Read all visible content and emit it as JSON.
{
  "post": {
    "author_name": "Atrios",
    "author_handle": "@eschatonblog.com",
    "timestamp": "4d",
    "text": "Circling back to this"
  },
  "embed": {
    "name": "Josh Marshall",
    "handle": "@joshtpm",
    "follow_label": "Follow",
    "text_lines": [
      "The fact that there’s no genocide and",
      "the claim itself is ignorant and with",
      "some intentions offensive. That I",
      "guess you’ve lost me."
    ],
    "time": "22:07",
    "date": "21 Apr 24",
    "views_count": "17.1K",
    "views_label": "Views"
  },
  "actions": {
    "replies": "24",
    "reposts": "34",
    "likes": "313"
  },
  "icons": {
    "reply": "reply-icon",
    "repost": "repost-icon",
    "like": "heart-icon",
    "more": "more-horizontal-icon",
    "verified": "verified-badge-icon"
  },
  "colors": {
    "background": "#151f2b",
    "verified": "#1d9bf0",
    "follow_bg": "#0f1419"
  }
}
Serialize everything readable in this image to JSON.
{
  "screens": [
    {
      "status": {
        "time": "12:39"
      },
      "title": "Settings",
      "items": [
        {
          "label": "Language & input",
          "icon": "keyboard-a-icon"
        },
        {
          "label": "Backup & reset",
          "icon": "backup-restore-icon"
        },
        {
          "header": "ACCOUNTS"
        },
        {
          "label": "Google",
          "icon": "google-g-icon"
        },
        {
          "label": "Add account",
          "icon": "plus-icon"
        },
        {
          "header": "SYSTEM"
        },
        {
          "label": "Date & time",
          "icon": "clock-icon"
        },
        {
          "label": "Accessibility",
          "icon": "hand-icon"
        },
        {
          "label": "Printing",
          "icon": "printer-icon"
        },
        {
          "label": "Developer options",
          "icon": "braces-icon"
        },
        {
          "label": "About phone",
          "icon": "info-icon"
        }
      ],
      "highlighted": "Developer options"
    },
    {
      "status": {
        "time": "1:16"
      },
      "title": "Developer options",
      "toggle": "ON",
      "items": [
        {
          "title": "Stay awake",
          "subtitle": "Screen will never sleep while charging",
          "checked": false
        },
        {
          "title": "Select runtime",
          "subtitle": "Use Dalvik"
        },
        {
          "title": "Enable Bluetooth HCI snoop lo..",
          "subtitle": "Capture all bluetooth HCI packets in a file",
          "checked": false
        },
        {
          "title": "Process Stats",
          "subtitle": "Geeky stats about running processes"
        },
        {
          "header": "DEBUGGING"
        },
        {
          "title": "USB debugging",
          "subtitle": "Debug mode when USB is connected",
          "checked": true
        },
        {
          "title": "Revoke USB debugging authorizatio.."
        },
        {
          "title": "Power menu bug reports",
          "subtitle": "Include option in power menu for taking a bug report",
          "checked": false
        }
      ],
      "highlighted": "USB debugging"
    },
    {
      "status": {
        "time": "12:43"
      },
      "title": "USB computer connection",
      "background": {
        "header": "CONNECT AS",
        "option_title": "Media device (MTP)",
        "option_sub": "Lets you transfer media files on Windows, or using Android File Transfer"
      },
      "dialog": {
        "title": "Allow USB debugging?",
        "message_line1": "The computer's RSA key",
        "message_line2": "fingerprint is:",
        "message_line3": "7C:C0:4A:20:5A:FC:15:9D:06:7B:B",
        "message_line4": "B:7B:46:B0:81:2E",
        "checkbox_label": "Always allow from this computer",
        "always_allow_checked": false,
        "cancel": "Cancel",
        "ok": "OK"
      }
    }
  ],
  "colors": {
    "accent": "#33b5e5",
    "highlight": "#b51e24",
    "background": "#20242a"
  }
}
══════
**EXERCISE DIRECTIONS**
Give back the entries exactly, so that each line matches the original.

**OUTPUT BELOW**
Read all visible content and emit it as JSON.
{
  "post": {
    "author_name": "Atrios",
    "author_handle": "@eschatonblog.com",
    "timestamp": "4d",
    "text": "Circling back to this"
  },
  "embed": {
    "name": "Josh Marshall",
    "handle": "@joshtpm",
    "follow_label": "Follow",
    "text_lines": [
      "The fact that there’s no genocide and",
      "the claim itself is ignorant and with",
      "some intentions offensive. That I",
      "guess you’ve lost me."
    ],
    "time": "22:07",
    "date": "21 Apr 24",
    "views_count": "17.1K",
    "views_label": "Views"
  },
  "actions": {
    "replies": "24",
    "reposts": "34",
    "likes": "313"
  },
  "icons": {
    "reply": "reply-icon",
    "repost": "repost-icon",
    "like": "heart-icon",
    "more": "more-horizontal-icon",
    "verified": "verified-badge-icon"
  },
  "colors": {
    "background": "#151f2b",
    "verified": "#1d9bf0",
    "follow_bg": "#0f1419"
  }
}
Serialize everything readable in this image to JSON.
{
  "screens": [
    {
      "status": {
        "time": "12:39"
      },
      "title": "Settings",
      "items": [
        {
          "label": "Language & input",
          "icon": "keyboard-a-icon"
        },
        {
          "label": "Backup & reset",
          "icon": "backup-restore-icon"
        },
        {
          "header": "ACCOUNTS"
        },
        {
          "label": "Google",
          "icon": "google-g-icon"
        },
        {
          "label": "Add account",
          "icon": "plus-icon"
        },
        {
          "header": "SYSTEM"
        },
        {
          "label": "Date & time",
          "icon": "clock-icon"
        },
        {
          "label": "Accessibility",
          "icon": "hand-icon"
        },
        {
          "label": "Printing",
          "icon": "printer-icon"
        },
        {
          "label": "Developer options",
          "icon": "braces-icon"
        },
        {
          "label": "About phone",
          "icon": "info-icon"
        }
      ],
      "highlighted": "Developer options"
    },
    {
      "status": {
        "time": "1:16"
      },
      "title": "Developer options",
      "toggle": "ON",
      "items": [
        {
          "title": "Stay awake",
          "subtitle": "Screen will never sleep while charging",
          "checked": false
        },
        {
          "title": "Select runtime",
          "subtitle": "Use Dalvik"
        },
        {
          "title": "Enable Bluetooth HCI snoop lo..",
          "subtitle": "Capture all bluetooth HCI packets in a file",
          "checked": false
        },
        {
          "title": "Process Stats",
          "subtitle": "Geeky stats about running processes"
        },
        {
          "header": "DEBUGGING"
        },
        {
          "title": "USB debugging",
          "subtitle": "Debug mode when USB is connected",
          "checked": true
        },
        {
          "title": "Revoke USB debugging authorizatio.."
        },
        {
          "title": "Power menu bug reports",
          "subtitle": "Include option in power menu for taking a bug report",
          "checked": false
        }
      ],
      "highlighted": "USB debugging"
    },
    {
      "status": {
        "time": "12:43"
      },
      "title": "USB computer connection",
      "background": {
        "header": "CONNECT AS",
        "option_title": "Media device (MTP)",
        "option_sub": "Lets you transfer media files on Windows, or using Android File Transfer"
      },
      "dialog": {
        "title": "Allow USB debugging?",
        "message_line1": "The computer's RSA key",
        "message_line2": "fingerprint is:",
        "message_line3": "7C:C0:4A:20:5A:FC:15:9D:06:7B:B",
        "message_line4": "B:7B:46:B0:81:2E",
        "checkbox_label": "Always allow from this computer",
        "always_allow_checked": false,
        "cancel": "Cancel",
        "ok": "OK"
      }
    }
  ],
  "colors": {
    "accent": "#33b5e5",
    "highlight": "#b51e24",
    "background": "#20242a"
  }
}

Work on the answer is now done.